We desperately need to explore a new genealogy for radical art – one that does not focus on obsessive materiality or abstracted gestures (isolated from social catastrophe); that does not avoid the brilliant moments of resistance that sustain us, but is not simply propaganda (although we need propaganda). Soulèvements – curated by philosopher and art historian Georges Didi-Huberman (winner of the 2015 Adorno Prize) – on display at the Jeu de Paume in Paris –provides an important contribution to exploring an alternative tradition for radical art.
Recently, one of Red Wedge's editors had the chance while in London to stop by the picket line at the Ritzy Cinema in Brixton. It was perhaps one of the more spirited and creative picket lines that he's attended in quite some time, particularly considering the bitter cold and the utter intransigence of management.
The Ritzy is part of the Picturehouse chain of cinemas in Britain, which presents itself as somewhat art-house but unpretentious (the Ritzy, for example, is currently showing Jim Jarmusch's latest film Paterson as well as Office Christmas Party).
These are hard times. These were hard times before the ascendancy of Donald Trump; before the fascist human dust of the United States became emboldened; before the incoming administration started planning a series of social policy arsons. Times are even harder now. To pay for these hard times the Dollar Art House is selling out; or rather we are selling artwork and putting on some first rate poetry and musical performances. From 5pm to 11pm on Friday, December 9, the “Dollar Art House Sells Out” will feature music and performances by Poet X, IndyBlack, Sunni Hutton and Jesa D’Or, along with artwork by Craig E. Ross and Adam Turl.

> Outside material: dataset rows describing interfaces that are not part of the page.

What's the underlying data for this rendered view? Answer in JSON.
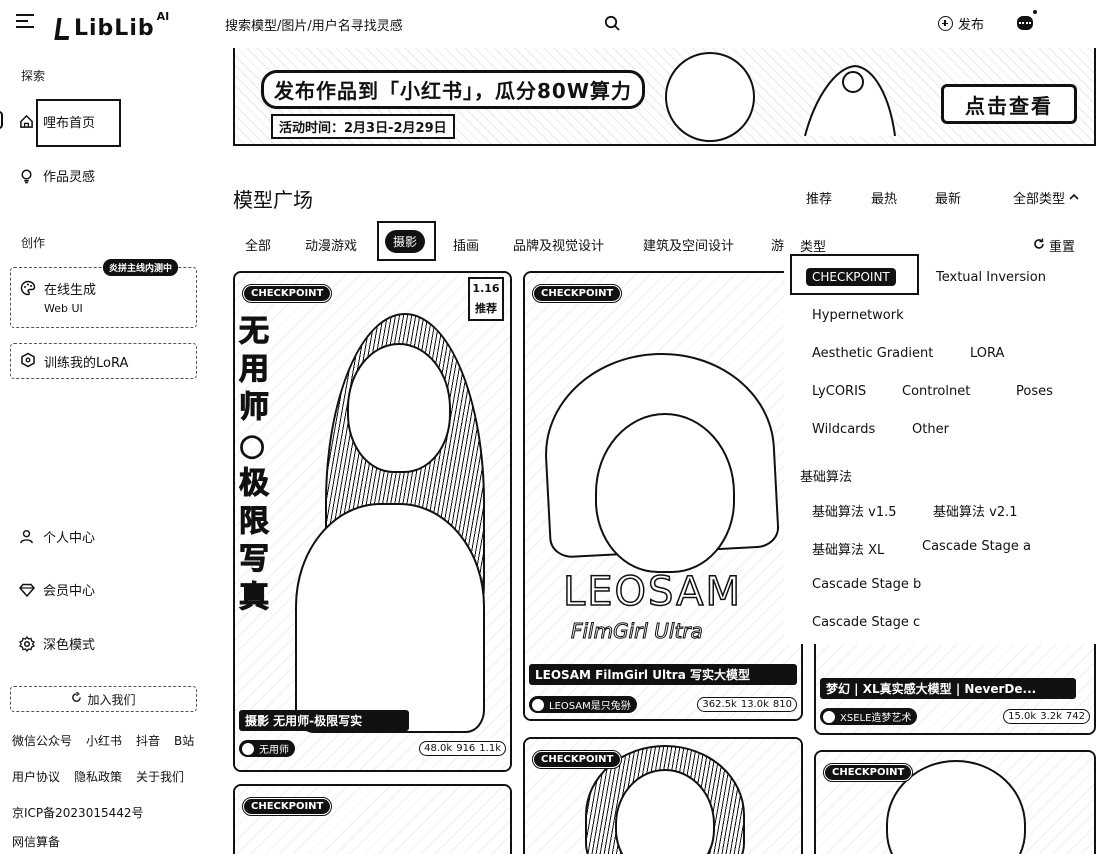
{
  "header": {
    "logo_text": "LibLib",
    "logo_sup": "AI",
    "search_placeholder": "搜索模型/图片/用户名寻找灵感",
    "publish_label": "发布"
  },
  "sidebar": {
    "explore_label": "探索",
    "home_label": "哩布首页",
    "inspiration_label": "作品灵感",
    "create_label": "创作",
    "gen_badge": "炎拼主线内测中",
    "gen_title": "在线生成",
    "gen_sub": "Web UI",
    "lora_label": "训练我的LoRA",
    "personal_label": "个人中心",
    "member_label": "会员中心",
    "dark_mode_label": "深色模式",
    "join_label": "加入我们",
    "footer_row1": [
      "微信公众号",
      "小红书",
      "抖音",
      "B站"
    ],
    "footer_row2": [
      "用户协议",
      "隐私政策",
      "关于我们"
    ],
    "icp": "京ICP备2023015442号",
    "net": "网信算备"
  },
  "banner": {
    "title": "发布作品到「小红书」，瓜分80W算力",
    "date": "活动时间：2月3日-2月29日",
    "cta": "点击查看"
  },
  "main": {
    "title": "模型广场",
    "sort_tabs": [
      "推荐",
      "最热",
      "最新"
    ],
    "all_types_label": "全部类型",
    "categories": [
      "全部",
      "动漫游戏",
      "摄影",
      "插画",
      "品牌及视觉设计",
      "建筑及空间设计",
      "游"
    ]
  },
  "cards": [
    {
      "badge": "CHECKPOINT",
      "corner": "1.16 推荐",
      "vertical_text": "无用师○极限写真",
      "title": "摄影 无用师-极限写实",
      "author": "无用师",
      "stats": [
        "48.0k",
        "916",
        "1.1k"
      ]
    },
    {
      "badge": "CHECKPOINT",
      "logo": "LEOSAM",
      "logo_sub": "FilmGirl Ultra",
      "title": "LEOSAM FilmGirl Ultra 写实大模型",
      "author": "LEOSAM是只兔狲",
      "stats": [
        "362.5k",
        "13.0k",
        "810"
      ]
    },
    {
      "title": "梦幻 | XL真实感大模型 | NeverDe...",
      "author": "XSELE造梦艺术",
      "stats": [
        "15.0k",
        "3.2k",
        "742"
      ]
    },
    {
      "badge": "CHECKPOINT"
    },
    {
      "badge": "CHECKPOINT"
    },
    {
      "badge": "CHECKPOINT"
    }
  ],
  "filter": {
    "type_label": "类型",
    "reset_label": "重置",
    "types": [
      "CHECKPOINT",
      "Textual Inversion",
      "Hypernetwork",
      "Aesthetic Gradient",
      "LORA",
      "LyCORIS",
      "Controlnet",
      "Poses",
      "Wildcards",
      "Other"
    ],
    "base_label": "基础算法",
    "bases": [
      "基础算法 v1.5",
      "基础算法 v2.1",
      "基础算法 XL",
      "Cascade Stage a",
      "Cascade Stage b",
      "Cascade Stage c"
    ]
  },
  "colors": {
    "ink": "#111111",
    "paper": "#ffffff"
  }
}
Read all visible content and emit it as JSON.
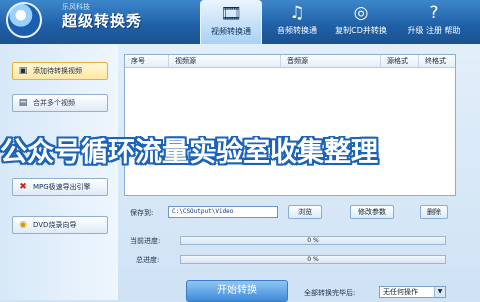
{
  "header": {
    "logo_small": "乐风科技",
    "logo_title": "超级转换秀",
    "tabs": [
      {
        "label": "视频转换通",
        "icon": "film-icon"
      },
      {
        "label": "音频转换通",
        "icon": "music-note-icon"
      },
      {
        "label": "复制CD并转换",
        "icon": "cd-icon"
      },
      {
        "label": "升级 注册 帮助",
        "icon": "help-icon"
      }
    ]
  },
  "sidebar": {
    "items": [
      {
        "label": "添加待转换视频",
        "icon": "add-video-icon"
      },
      {
        "label": "合并多个视频",
        "icon": "merge-icon"
      },
      {
        "label": "MPG极速导出引擎",
        "icon": "mpg-export-icon"
      },
      {
        "label": "DVD烧录向导",
        "icon": "dvd-icon"
      }
    ]
  },
  "list": {
    "columns": [
      "序号",
      "视频源",
      "音频源",
      "源格式",
      "终格式"
    ]
  },
  "save": {
    "label": "保存到:",
    "path": "C:\\CSOutput\\Video",
    "browse": "浏览",
    "modify": "修改参数",
    "delete": "删除"
  },
  "progress": {
    "current_label": "当前进度:",
    "current_text": "0 %",
    "current_value": 0,
    "total_label": "总进度:",
    "total_text": "0 %",
    "total_value": 0
  },
  "footer": {
    "start": "开始转换",
    "after_label": "全部转换完毕后:",
    "after_value": "无任何操作"
  },
  "watermark": "公众号循环流量实验室收集整理"
}
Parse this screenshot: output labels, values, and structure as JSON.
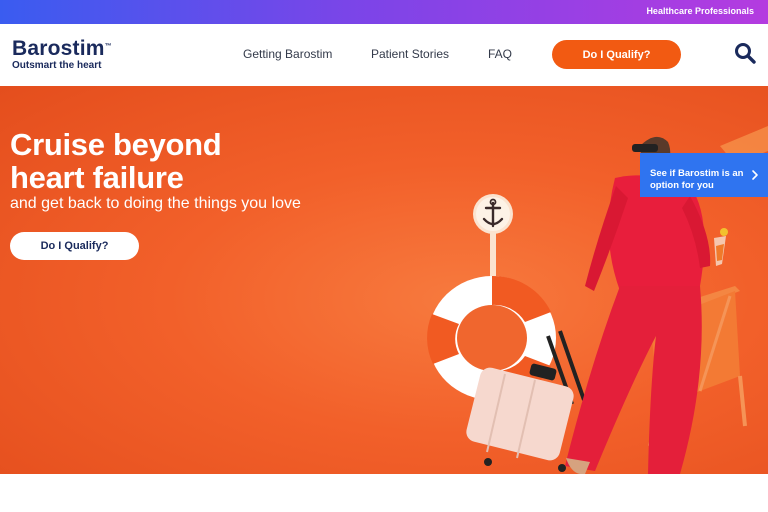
{
  "topbar": {
    "link": "Healthcare Professionals"
  },
  "header": {
    "logo": {
      "brand": "Barostim",
      "tm": "™",
      "tagline": "Outsmart the heart"
    },
    "nav": [
      "Getting Barostim",
      "Patient Stories",
      "FAQ"
    ],
    "cta": "Do I Qualify?",
    "search_icon": "search-icon"
  },
  "hero": {
    "headline_line1": "Cruise beyond",
    "headline_line2": "heart failure",
    "subhead": "and get back to doing the things you love",
    "cta": "Do I Qualify?"
  },
  "side_tab": {
    "label": "See if Barostim is an option for you",
    "icon": "chevron-right-icon"
  },
  "colors": {
    "accent": "#f25a12",
    "hero_background": "#f2602a",
    "navy": "#1a2a5c",
    "side_tab": "#2f74f0",
    "topbar_start": "#3a5cf0",
    "topbar_end": "#b43be0"
  }
}
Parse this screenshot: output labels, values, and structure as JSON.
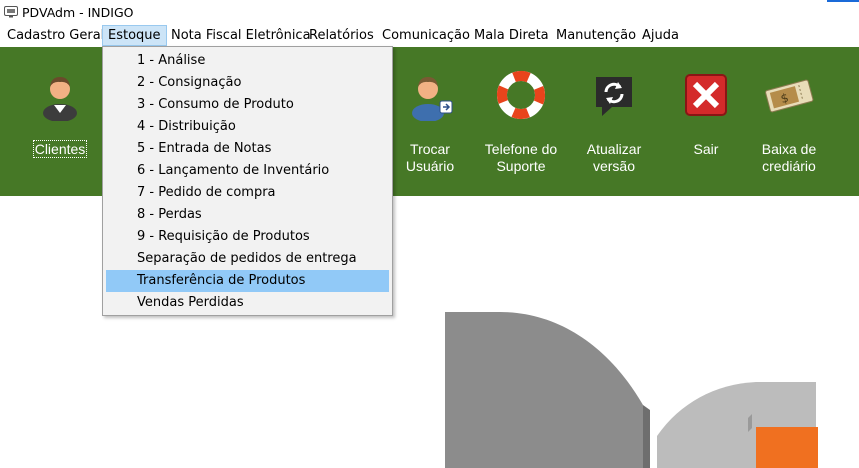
{
  "window": {
    "title": "PDVAdm - INDIGO",
    "icon": "app-monitor-icon"
  },
  "menubar": {
    "items": [
      {
        "label": "Cadastro Geral",
        "active": false
      },
      {
        "label": "Estoque",
        "active": true
      },
      {
        "label": "Nota Fiscal Eletrônica",
        "active": false
      },
      {
        "label": "Relatórios",
        "active": false
      },
      {
        "label": "Comunicação",
        "active": false
      },
      {
        "label": "Mala Direta",
        "active": false
      },
      {
        "label": "Manutenção",
        "active": false
      },
      {
        "label": "Ajuda",
        "active": false
      }
    ]
  },
  "dropdown": {
    "items": [
      {
        "label": "1 - Análise"
      },
      {
        "label": "2 - Consignação"
      },
      {
        "label": "3 - Consumo de Produto"
      },
      {
        "label": "4 - Distribuição"
      },
      {
        "label": "5 - Entrada de Notas"
      },
      {
        "label": "6 - Lançamento de Inventário"
      },
      {
        "label": "7 - Pedido de compra"
      },
      {
        "label": "8 - Perdas"
      },
      {
        "label": "9 - Requisição de Produtos"
      },
      {
        "label": "Separação de pedidos de entrega"
      },
      {
        "label": "Transferência de Produtos",
        "highlighted": true
      },
      {
        "label": "Vendas Perdidas"
      }
    ]
  },
  "toolbar": {
    "background": "#467826",
    "buttons": [
      {
        "label": "Clientes",
        "icon": "user-icon"
      },
      {
        "label": "Trocar\nUsuário",
        "icon": "switch-user-icon"
      },
      {
        "label": "Telefone do\nSuporte",
        "icon": "lifebuoy-icon"
      },
      {
        "label": "Atualizar\nversão",
        "icon": "update-icon"
      },
      {
        "label": "Sair",
        "icon": "exit-icon"
      },
      {
        "label": "Baixa de\ncrediário",
        "icon": "money-ticket-icon"
      }
    ]
  },
  "colors": {
    "menu_highlight": "#91c9f7",
    "active_menu": "#cce4f7",
    "logo_orange": "#f07020",
    "logo_gray": "#8c8c8c"
  }
}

“To defend our beloved Cuba.” The closing line of this poem from the great Chilean communist and surrealist writer Pablo Neruda rather sums up how working and oppressed people – in Latin America and around the world – are feeling in the wake of Fidel Castro's death. There is a lot to say about Castro the man, but it is far less important than the Cuban Revolution he helped lead, build and maintain for more than fifty years against the outside pressures of American empire.